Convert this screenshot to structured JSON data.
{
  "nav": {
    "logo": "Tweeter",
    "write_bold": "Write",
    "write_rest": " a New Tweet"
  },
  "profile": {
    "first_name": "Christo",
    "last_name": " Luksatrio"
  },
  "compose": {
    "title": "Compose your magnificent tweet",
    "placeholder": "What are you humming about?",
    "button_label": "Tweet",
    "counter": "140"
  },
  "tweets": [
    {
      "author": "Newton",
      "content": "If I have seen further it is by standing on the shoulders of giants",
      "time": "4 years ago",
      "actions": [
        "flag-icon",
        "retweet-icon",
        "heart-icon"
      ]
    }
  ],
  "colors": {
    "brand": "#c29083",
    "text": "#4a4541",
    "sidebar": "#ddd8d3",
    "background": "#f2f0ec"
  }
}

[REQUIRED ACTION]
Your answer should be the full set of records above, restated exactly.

[TASK RESPONSE]
Convert this screenshot to structured JSON data.
{
  "nav": {
    "logo": "Tweeter",
    "write_bold": "Write",
    "write_rest": " a New Tweet"
  },
  "profile": {
    "first_name": "Christo",
    "last_name": " Luksatrio"
  },
  "compose": {
    "title": "Compose your magnificent tweet",
    "placeholder": "What are you humming about?",
    "button_label": "Tweet",
    "counter": "140"
  },
  "tweets": [
    {
      "author": "Newton",
      "content": "If I have seen further it is by standing on the shoulders of giants",
      "time": "4 years ago",
      "actions": [
        "flag-icon",
        "retweet-icon",
        "heart-icon"
      ]
    }
  ],
  "colors": {
    "brand": "#c29083",
    "text": "#4a4541",
    "sidebar": "#ddd8d3",
    "background": "#f2f0ec"
  }
}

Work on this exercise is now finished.